2 Tbsp warm water
2 large eggs, lightly beaten
Put the flour in a bowl. In a small bowl, crumble the yeast and mix with the warm water, beat well to obtain a paste, add this paste to the flour and eggs, beat well using the dough hook attachment of a food mixer for a couple of minutes, the dough has to be soft and sticky. Add a tiny bit more flour so that the dough comes off the bowl, take out and place on a lightly floured surface, using your hands, fold it so that it looks like a round cushion and put on a baking tray that has been covered with some greaseproof paper, make three diagonal cuts across and leave to rise in a warm place for a couple of hours, until it doubles its size.
Use half of this ferment and freeze the rest, if you want you can use all the ferment, in which case it will be necessary to double up the quantities below.
Now you are ready to make the main dough:
Cut the ferment into large chunks, place in the mixing bowl and add the following:
500 g strong flour
180 g sugar
½ tsp salt
45 g soft butter
4 large eggs, lightly beaten
60 ml warm water
Beat the ferment and the ingredients using a dough hook for 8 minutes at a medium-high speed, the dough needs to be soft, sticky with a shiny gloss and it should stick together. Add a little flour so that the dough comes off the mixing bowl. Again place on a lightly floured surface and fold to make a round cushion shape. Butter a large bowl and place the dough in it. Sprinkle with a little flour and cover with cling film and a tea-towel, leave in a warm place for 2 hours or until it has doubled in size. After this period, place in the least cold part of the fridge and leave it to ferment for 8 hours or overnight.
Before finishing with this process, make the butter and sugar cover for the breads, for this you will need:
125 g plain flour
125 g icing sugar
60 g butter at room temperature
2 tablespoons cocoa
1 tablespoon cinnamon
Sieve the flour and icing sugar and add the butter, mix well using your fingers or whiz using the food processor, you are aiming to have a soft dough. Divide in two portions, add the cocoa to one and the cinnamon to the other one, incorporate well. Cover and set aside.

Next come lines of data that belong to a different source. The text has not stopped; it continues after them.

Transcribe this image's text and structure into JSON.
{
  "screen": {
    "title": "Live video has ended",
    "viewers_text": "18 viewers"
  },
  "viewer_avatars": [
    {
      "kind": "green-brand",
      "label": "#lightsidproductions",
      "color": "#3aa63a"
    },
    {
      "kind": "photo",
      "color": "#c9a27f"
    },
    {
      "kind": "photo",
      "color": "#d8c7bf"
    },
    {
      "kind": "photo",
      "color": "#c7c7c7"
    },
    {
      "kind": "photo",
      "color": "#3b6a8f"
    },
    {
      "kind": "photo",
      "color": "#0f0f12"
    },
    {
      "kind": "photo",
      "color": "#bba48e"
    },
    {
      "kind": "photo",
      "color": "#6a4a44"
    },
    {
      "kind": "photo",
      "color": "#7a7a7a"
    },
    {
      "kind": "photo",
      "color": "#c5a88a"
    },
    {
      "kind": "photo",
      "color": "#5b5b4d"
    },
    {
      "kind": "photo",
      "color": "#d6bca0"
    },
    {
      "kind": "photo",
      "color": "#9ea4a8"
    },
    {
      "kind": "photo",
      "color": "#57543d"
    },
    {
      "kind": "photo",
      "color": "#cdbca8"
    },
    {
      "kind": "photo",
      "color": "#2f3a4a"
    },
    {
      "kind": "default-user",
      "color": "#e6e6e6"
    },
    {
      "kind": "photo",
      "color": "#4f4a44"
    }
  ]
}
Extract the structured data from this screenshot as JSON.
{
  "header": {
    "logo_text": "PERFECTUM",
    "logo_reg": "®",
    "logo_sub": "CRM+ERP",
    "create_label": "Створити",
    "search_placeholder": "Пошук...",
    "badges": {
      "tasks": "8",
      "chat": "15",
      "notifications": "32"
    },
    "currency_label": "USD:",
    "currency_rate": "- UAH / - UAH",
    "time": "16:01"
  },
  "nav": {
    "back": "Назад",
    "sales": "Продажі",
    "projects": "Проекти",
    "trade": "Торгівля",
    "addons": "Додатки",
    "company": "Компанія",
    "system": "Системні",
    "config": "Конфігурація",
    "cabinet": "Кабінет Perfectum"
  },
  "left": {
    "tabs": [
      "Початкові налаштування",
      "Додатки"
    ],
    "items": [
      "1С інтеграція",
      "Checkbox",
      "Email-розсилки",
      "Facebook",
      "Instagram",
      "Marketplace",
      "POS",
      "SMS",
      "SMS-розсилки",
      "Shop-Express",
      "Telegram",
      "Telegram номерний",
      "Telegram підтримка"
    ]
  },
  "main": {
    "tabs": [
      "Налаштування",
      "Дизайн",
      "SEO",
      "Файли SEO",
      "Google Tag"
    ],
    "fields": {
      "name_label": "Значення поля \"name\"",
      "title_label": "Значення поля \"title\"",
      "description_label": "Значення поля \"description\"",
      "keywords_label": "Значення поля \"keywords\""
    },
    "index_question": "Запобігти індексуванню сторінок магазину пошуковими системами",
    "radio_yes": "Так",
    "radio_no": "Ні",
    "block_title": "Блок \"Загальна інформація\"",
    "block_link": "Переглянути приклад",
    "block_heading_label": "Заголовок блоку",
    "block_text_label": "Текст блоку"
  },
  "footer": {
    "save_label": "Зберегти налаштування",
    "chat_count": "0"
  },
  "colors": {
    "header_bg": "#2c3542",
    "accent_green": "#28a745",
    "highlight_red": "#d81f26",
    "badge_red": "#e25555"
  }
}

After the long fermentation period, put the dough on a lightly floured surface and turn it into a cushion without pushing too hard, you don’t want to lose the bubbles formed during the fermentation period, divide the dough in four and then in four again in order to obtain 16 pieces, it is wise to weigh the pieces, they should be about 60 g each:
Place some greaseproof paper on three baking trays. Make a dough ball rolling the pieces of dough and place on the trays, leaving a space of about 8 cm in between each piece. Divide the chocolate and cinnamon sugar mixtures in eight small pieces each and roll into rounds that you will flatten using the palms of your hands, press until you have a sheet that is slightly larger than the bread ball:
Place this over the bread ball and press firmly over the dough ball, flattening it a little and repeat with all the bread pieces. Once you have done this, proceed to make the cuts; using a sharp knife, cut into the sugar paste making diagonal incissions:
Leave to rest in a warm place for –yes you guessed another two hours, or until the bread rises once more from this:
Heat up the oven to 190C. Place the trays in the oven and bake for twelve minutes or until they puff up and turn golden brown:
Now they are ready to be eaten!
Although this process seems interminable, it actually works perfecty for a weekend at home, start on Saturday morning, carry on with your life and do the fermentations during the day, leave the dough in the fridge overnight and continue on Sunday am, you should have bread ready to dunk into hot chocolate sometime around brunch time!